Born into the family of painter William Collins in London, he lived with his family in Italy and France as a child and learned French and Italian. He worked as a clerk for a tea merchant. After his first novel, Antonina, was published in 1850, he met Charles Dickens, who became a close friend, mentor and collaborator. Some of Collins's works were first published in Dickens' journals All the Year Round and Household Words and the two collaborated on drama and fiction.
Collins published his best known works in the 1860s, achieved financial stability and an international reputation. During that time he began suffering from gout. After taking opium for the pain, he developed an addiction. During the 1870s and 1880s the quality of his writing declined along with his health.
Collins was critical of the institution of marriage and never married; he split his time between Caroline Graves, except for a two-year separation, and his common-law wife Martha Rudd, with whom he had three children.
Collins was born at 11 New Cavendish Street, Marylebone, London, the son of a well-known Royal Academician landscape painter, William Collins and his wife, Harriet Geddes. Named after his father, he swiftly became known by his middle name, which honoured his godfather, David Wilkie. The family moved to Pond Street, Hampstead, in 1826. In 1828 Collins's brother Charles Allston Collins was born. Between 1829 and 1830, the Collins family moved twice, first to Hampstead Square and then to Porchester Terrace, Bayswater.Wilkie and Charles received their early education from their mother at home. The Collins family were deeply religious, and Collins's mother enforced strict church attendance on her sons, which Wilkie disliked.
In 1835, Collins began attending school at the Maida Vale academy. From 1836 to 1838, he lived with his parents in Italy and France, which made a great impression on him. He learned Italian while the family was in Italy and began learning French, in which he would eventually become fluent.From 1838 to 1840, he attended the Reverend Cole's private boarding school in Highbury, where he was bullied by a boy who would force Collins to tell him a story before allowing him to go to sleep. "It was this brute who first awakened in me, his poor little victim, a power of which but for him I might never have been aware...When I left school I continued story telling for my own pleasure", Collins later said.

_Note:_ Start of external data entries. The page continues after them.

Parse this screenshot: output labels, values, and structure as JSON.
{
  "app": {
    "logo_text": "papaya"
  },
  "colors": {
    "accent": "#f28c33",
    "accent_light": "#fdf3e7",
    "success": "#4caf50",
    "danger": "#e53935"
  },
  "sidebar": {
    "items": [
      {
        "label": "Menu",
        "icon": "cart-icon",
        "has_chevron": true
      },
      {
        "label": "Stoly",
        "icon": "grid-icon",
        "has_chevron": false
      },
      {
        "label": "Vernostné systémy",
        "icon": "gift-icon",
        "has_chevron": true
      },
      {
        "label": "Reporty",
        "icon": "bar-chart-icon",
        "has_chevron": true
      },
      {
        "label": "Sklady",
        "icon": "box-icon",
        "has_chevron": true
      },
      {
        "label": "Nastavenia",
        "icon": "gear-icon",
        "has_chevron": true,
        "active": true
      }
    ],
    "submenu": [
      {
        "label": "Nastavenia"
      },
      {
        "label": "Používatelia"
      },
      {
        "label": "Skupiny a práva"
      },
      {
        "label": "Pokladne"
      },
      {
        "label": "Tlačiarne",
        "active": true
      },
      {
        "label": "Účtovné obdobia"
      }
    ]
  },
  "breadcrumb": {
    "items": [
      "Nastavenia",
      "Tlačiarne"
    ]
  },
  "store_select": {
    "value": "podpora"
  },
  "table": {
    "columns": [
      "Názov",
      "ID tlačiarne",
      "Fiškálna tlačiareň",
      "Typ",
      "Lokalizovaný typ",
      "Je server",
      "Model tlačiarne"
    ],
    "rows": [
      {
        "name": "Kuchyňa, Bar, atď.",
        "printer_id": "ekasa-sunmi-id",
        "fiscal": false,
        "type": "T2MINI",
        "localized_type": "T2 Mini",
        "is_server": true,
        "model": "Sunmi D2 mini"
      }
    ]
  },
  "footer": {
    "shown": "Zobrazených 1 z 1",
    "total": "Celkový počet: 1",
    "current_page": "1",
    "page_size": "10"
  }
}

In 1840 the family moved to 85 Oxford Terrace, Bayswater. In late 1840, he left school and was apprenticed as a clerk to the firm of tea merchants Antrobus & Co, owned by a friend of Wilkie's father. He disliked his clerical work but remained employed by the company for more than five years. Collins's first story The Last Stage Coachman, was published in the Illuminated Magazine in August 1843. In 1844 he travelled to Paris with Charles Ward. That same year he wrote his first novel, Iolani, or Tahiti as It Was; a Romance, which was submitted to Chapman and Hall but rejected in 1845. The novel remained unpublished during his lifetime.Collins said of it: "My youthful imagination ran riot among the noble savages, in scenes which caused the respectable British publisher to declare that it was impossible to put his name on the title page of such a novel."